"Our housekeepers have access to long-handled brooms, mops, sanitizing products -- the things they need to do their jobs every day," Mr. Patrick said. "We looked into the fitted sheets request, and to be honest, it actually requires more work on the housekeeper's part than a regular sheet."
Mr. Patrick said one sticking point in the contract negotiations was the company's policy of outsourcing some catering jobs and other tasks. He added that in his view Unite Here was preventing a settlement, to keep attention on its national campaign of organizing Hyatt hotels.
Ms. Roncolato's mother is a Methodist minister in Meadville, Pa. Her father, Dave, was here, helping his daughter publicize the boycott. They suggested that academy members attend an American Academy of Religion business meeting on Sunday morning, where Ms. Roncolato would propose a pro-labor resolution.
At the meeting, only about 70 of thousands of members showed up. The resolution, a nonbinding recommendation to the board, passed by acclamation. It proposed that clauses in future hotel and convention contracts provide that "if there is a boycott, strike, lockout, picketing or other labor dispute," the organization "will be released from all contractual obligations without charge or penalty."
One of the three nays, Rex D. Matthews, of Emory University in Atlanta, worried that the resolution might empower mischief-makers who did not really represent workers.

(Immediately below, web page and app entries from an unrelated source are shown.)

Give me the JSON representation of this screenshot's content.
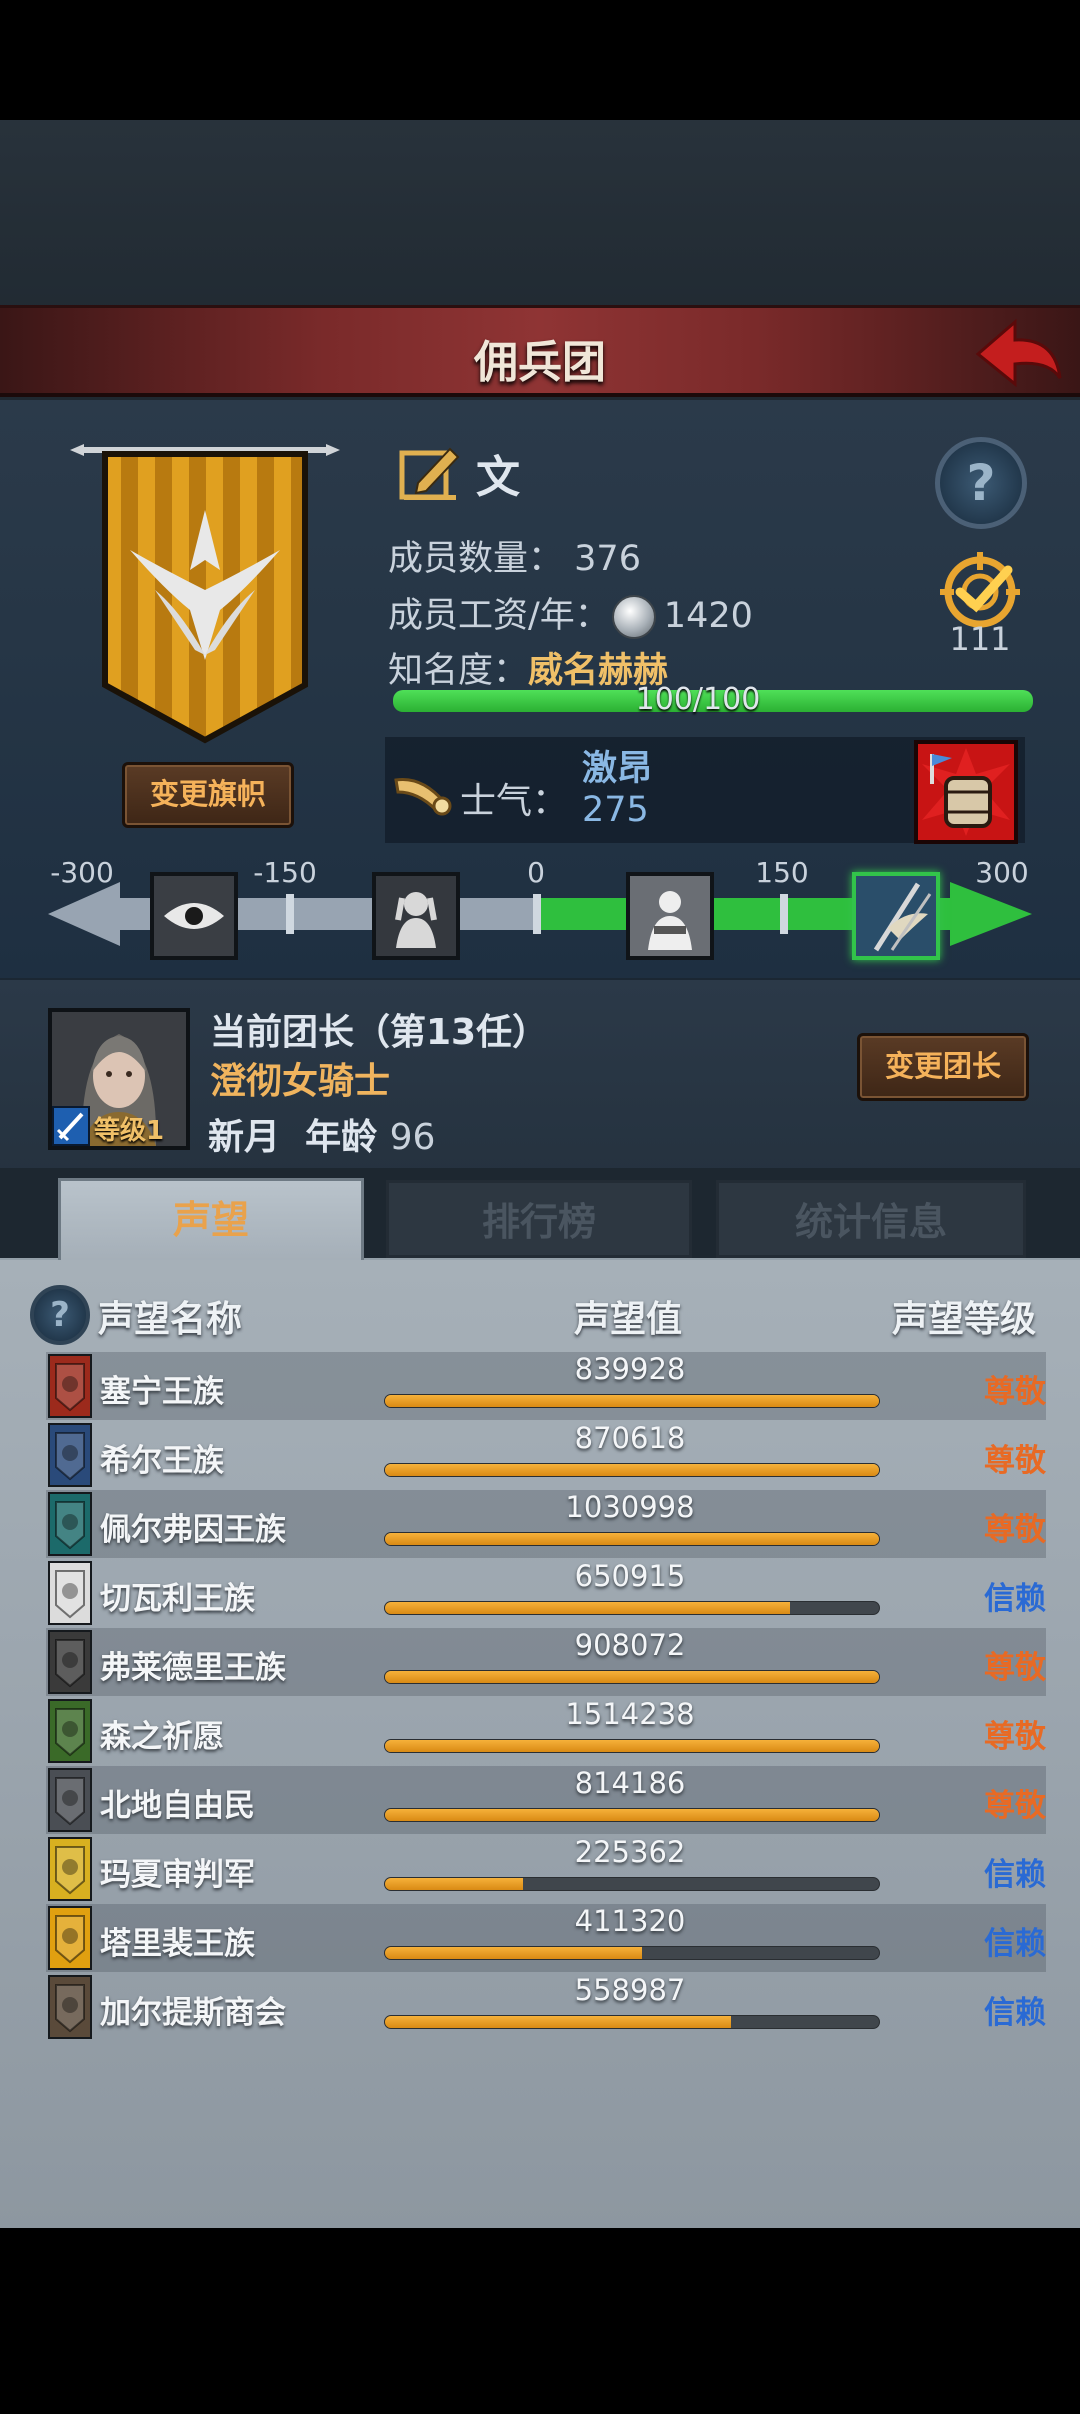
{
  "header": {
    "title": "佣兵团"
  },
  "company": {
    "name": "文",
    "change_flag_label": "变更旗帜",
    "members_label": "成员数量：",
    "members_value": "376",
    "wage_label": "成员工资/年：",
    "wage_value": "1420",
    "fame_label": "知名度：",
    "fame_value": "威名赫赫",
    "fame_progress_text": "100/100",
    "fame_progress": 1.0,
    "task_count": "111"
  },
  "morale": {
    "label": "士气：",
    "state": "激昂",
    "value": "275",
    "scale_ticks": [
      "-300",
      "-150",
      "0",
      "150",
      "300"
    ],
    "scale_states": [
      "eye-icon",
      "weeping-icon",
      "neutral-icon",
      "banner-icon"
    ],
    "active_state_index": 3
  },
  "leader": {
    "title": "当前团长（第13任）",
    "name": "澄彻女骑士",
    "level_label": "等级1",
    "info_name": "新月",
    "age_label": "年龄",
    "age_value": "96",
    "change_label": "变更团长"
  },
  "tabs": [
    {
      "label": "声望",
      "active": true
    },
    {
      "label": "排行榜",
      "active": false
    },
    {
      "label": "统计信息",
      "active": false
    }
  ],
  "reputation": {
    "headers": {
      "name": "声望名称",
      "value": "声望值",
      "level": "声望等级"
    },
    "rows": [
      {
        "name": "塞宁王族",
        "value": "839928",
        "progress": 1.0,
        "level": "尊敬",
        "level_color": "#e86a24",
        "emblem_color": "#9c2a1c"
      },
      {
        "name": "希尔王族",
        "value": "870618",
        "progress": 1.0,
        "level": "尊敬",
        "level_color": "#e86a24",
        "emblem_color": "#2a4a7a"
      },
      {
        "name": "佩尔弗因王族",
        "value": "1030998",
        "progress": 1.0,
        "level": "尊敬",
        "level_color": "#e86a24",
        "emblem_color": "#1c6a6a"
      },
      {
        "name": "切瓦利王族",
        "value": "650915",
        "progress": 0.82,
        "level": "信赖",
        "level_color": "#2a6ad4",
        "emblem_color": "#dcdcdc"
      },
      {
        "name": "弗莱德里王族",
        "value": "908072",
        "progress": 1.0,
        "level": "尊敬",
        "level_color": "#e86a24",
        "emblem_color": "#3a3a3a"
      },
      {
        "name": "森之祈愿",
        "value": "1514238",
        "progress": 1.0,
        "level": "尊敬",
        "level_color": "#e86a24",
        "emblem_color": "#3a6a28"
      },
      {
        "name": "北地自由民",
        "value": "814186",
        "progress": 1.0,
        "level": "尊敬",
        "level_color": "#e86a24",
        "emblem_color": "#4a4e54"
      },
      {
        "name": "玛夏审判军",
        "value": "225362",
        "progress": 0.28,
        "level": "信赖",
        "level_color": "#2a6ad4",
        "emblem_color": "#d8b020"
      },
      {
        "name": "塔里裴王族",
        "value": "411320",
        "progress": 0.52,
        "level": "信赖",
        "level_color": "#2a6ad4",
        "emblem_color": "#e0a010"
      },
      {
        "name": "加尔提斯商会",
        "value": "558987",
        "progress": 0.7,
        "level": "信赖",
        "level_color": "#2a6ad4",
        "emblem_color": "#5a4a3a"
      }
    ]
  }
}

"If any group wanted to carry picket signs, that would trigger the resolution," Mr. Matthews said. Asked if he generally supported labor unions, he said, "That's none of your business."
And a second nay, John J. O'Keefe, of Creighton University in Nebraska, worried that the resolution could imperil the alliance between the two scholarly organizations. The American Academy of Religion includes people of all faiths, researching all faiths; many of its members are not themselves religious. Society of Biblical Literature members focus on Christian and Jewish Scripture and are somewhat more likely to be believers. From 2008 to 2010, the societies met separately, after a controversial split, before reuniting last year.

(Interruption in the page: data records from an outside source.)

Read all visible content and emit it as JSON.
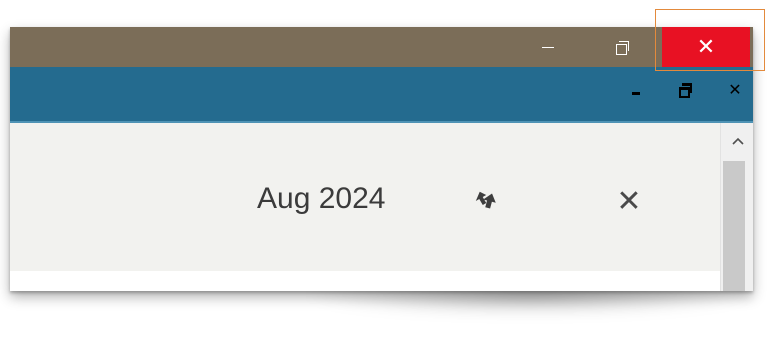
{
  "titlebar": {
    "background": "#7b6d58",
    "buttons": [
      {
        "name": "minimize",
        "icon": "minimize-icon"
      },
      {
        "name": "restore",
        "icon": "restore-icon"
      },
      {
        "name": "close",
        "icon": "close-icon",
        "glyph": "✕",
        "background": "#e81123"
      }
    ],
    "highlight_color": "#e38a3c"
  },
  "mdibar": {
    "background": "#246b8f",
    "buttons": [
      {
        "name": "minimize",
        "icon": "minimize-icon"
      },
      {
        "name": "restore",
        "icon": "restore-icon"
      },
      {
        "name": "close",
        "icon": "close-icon",
        "glyph": "✕"
      }
    ]
  },
  "content": {
    "date_label": "Aug 2024",
    "refresh_icon": "refresh-arrows-icon",
    "dismiss_glyph": "✕"
  },
  "scrollbar": {
    "up_icon": "chevron-up-icon"
  }
}
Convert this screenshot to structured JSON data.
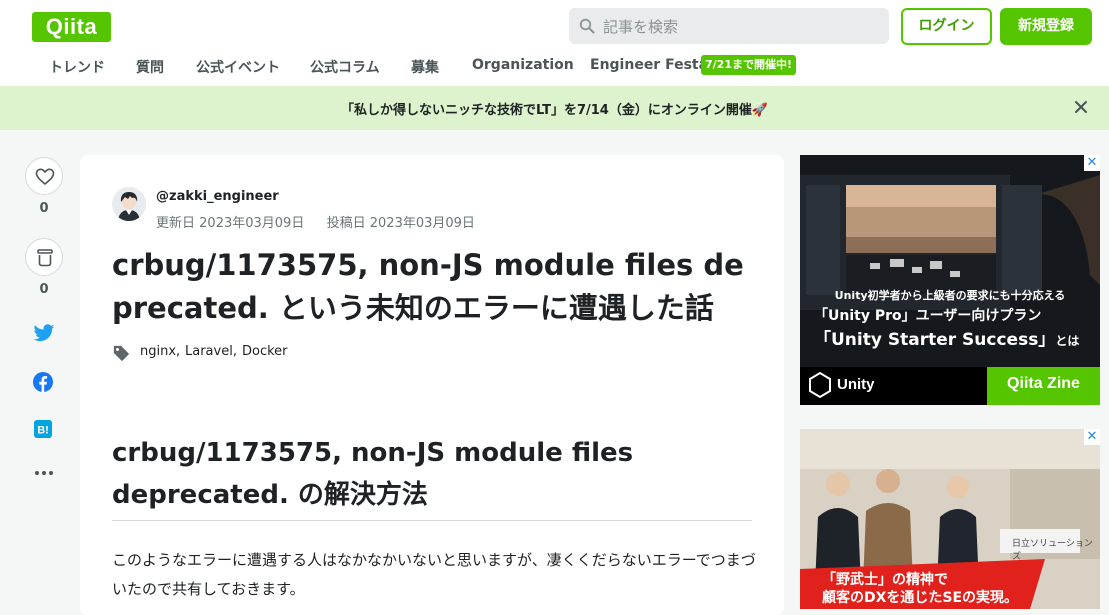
{
  "header": {
    "logo_text": "Qiita",
    "search_placeholder": "記事を検索",
    "login_label": "ログイン",
    "signup_label": "新規登録",
    "brand_color": "#55c500"
  },
  "nav": {
    "items": [
      "トレンド",
      "質問",
      "公式イベント",
      "公式コラム",
      "募集",
      "Organization",
      "Engineer Festa"
    ],
    "festa_badge": "7/21まで開催中!"
  },
  "banner": {
    "text": "「私しか得しないニッチな技術でLT」を7/14（金）にオンライン開催🚀"
  },
  "actions": {
    "like_count": "0",
    "stock_count": "0"
  },
  "article": {
    "author": "@zakki_engineer",
    "updated_label": "更新日",
    "updated_date": "2023年03月09日",
    "posted_label": "投稿日",
    "posted_date": "2023年03月09日",
    "title": "crbug/1173575, non-JS module files deprecated. という未知のエラーに遭遇した話",
    "tags": [
      "nginx",
      "Laravel",
      "Docker"
    ],
    "heading": "crbug/1173575, non-JS module files deprecated. の解決方法",
    "paragraph": "このようなエラーに遭遇する人はなかなかいないと思いますが、凄くくだらないエラーでつまづいたので共有しておきます。"
  },
  "ads": {
    "ad1": {
      "line1": "Unity初学者から上級者の要求にも十分応える",
      "line2": "「Unity Pro」ユーザー向けプラン",
      "line3": "「Unity Starter Success」",
      "line3_suffix": "とは",
      "brand_left": "Unity",
      "brand_right": "Qiita Zine"
    },
    "ad2": {
      "sign": "日立ソリューションズ",
      "line1": "「野武士」の精神で",
      "line2": "顧客のDXを通じたSEの実現。"
    }
  }
}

"I'm sensitive to the reintegration" of the smaller group, Mr. O'Keefe said. "The S.B.L. in general is less inclined to move from scholarship to activism."
John Kutsko, the executive director of the Society of Biblical Literature, is part of a joint task force charged with agreeing on a labor policy. Because it and the American Academy of Religion sign hotel contracts together, they would have to agree on any pro-labor language. He was optimistic about finding common ground with the academy, but said he also wanted to honor the diversity of his society's membership.
"We understand a principle of a learned society is to provide an open forum for intellectual exchange of ideas," Mr. Kutsko said. "Within that there are going to be differences of opinion, including on labor issues."
Ms. Roncolato, the boycott organizer, said that the Bible compels her to support the boycott. "The Gospels are very clear that the Christian call is to stand on the side of the marginalized, and in that case it's very clear that's the hotel workers," she said. "So the idea that as academics we would ignore the people around us while we talk is hypocritical."
This article originally appeared in The New York Times.